The potential for developing geothermal energy is huge, but lack of knowledge is a big problem. A range of academics from the University of Hull got together with a diverse collection of small businesses to explore what geothermic resources are available in the Humber region, what the potential economic, social and environmental impact would be of developing the technology, and whether it would be beneficial for companies to switch to geothermal.
Professor Graham Ferrier,
Department of Geography, Geology & Environment
The project worked with a number of different small businesses to get an idea of geothermal potential across a range of sectors.
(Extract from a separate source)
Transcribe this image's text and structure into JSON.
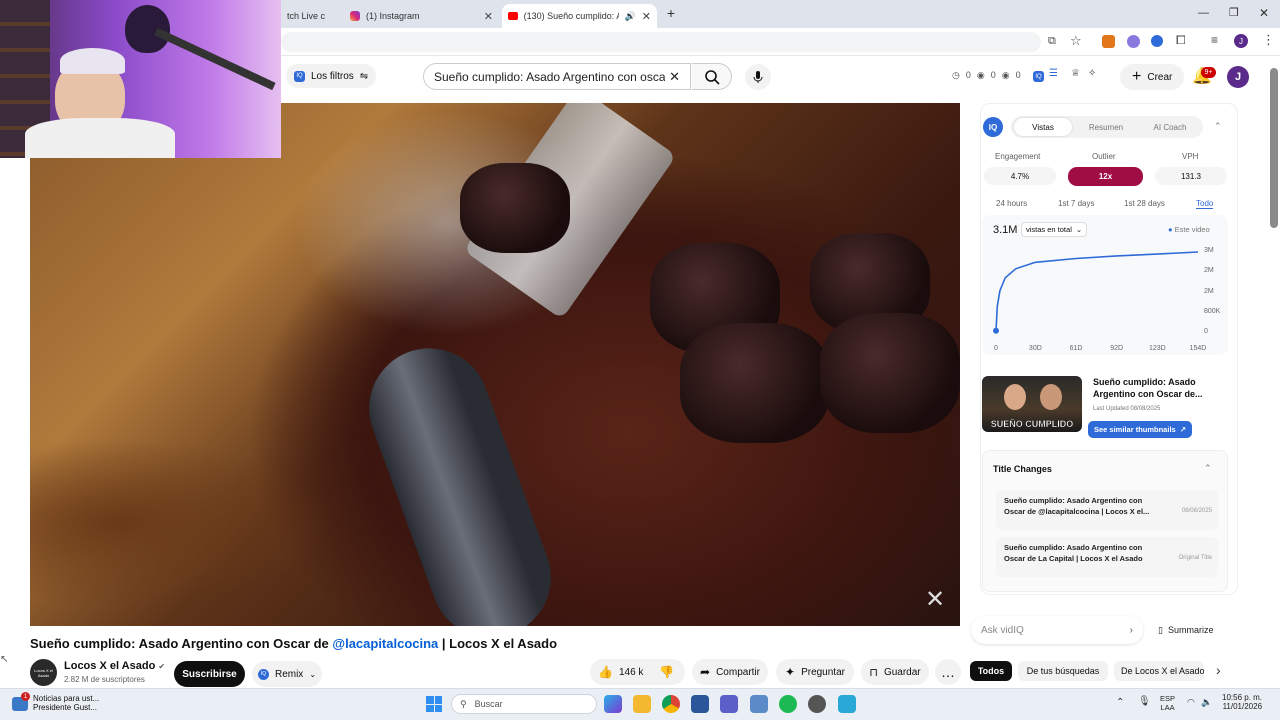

Patrington Haven Leisure Park is a holiday camp requiring heat for a swimming pool, a bar and a gym, Premier Plants heat greenhouses for horticulture, Ryedale Organics work in farming and waste management, The Three Trees is a care home and Walker Grain Storage handles and distributes grain.
The companies use energy in very different ways, meaning the researchers had to look at different factors for each individual case.
The researchers completed a full feasibility study to let the small businesses know how changing their energy mix to include geothermal could work for them.
Using data from £50 million-worth of previously prepared datasets – for example, seismic sheets and borehole information from the National Geological Society, the oil and gas industry and local authorities – the researchers could create a 3D structural model of the Humber sedimentary basin. This showed the size and scale of the Humber region’s geothermic potential compared to the rest of the UK, and was the first time the geothermal resources of the East Yorkshire region had been mapped.
Individual reports were then created for each of the businesses, showing what the outlay would be to convert from hydrocarbon to geothermal power, and the potential benefits, both in money and CO2 emissions saved.
The research proves that all the small businesses would have significant carbon savings from converting to geothermal, but that the upfront costs were prohibitive without some form of government support.
The study has laid the groundwork for others to build on in future, with the SMEs currently exploring in more depth how to deploy geothermal energy within their businesses.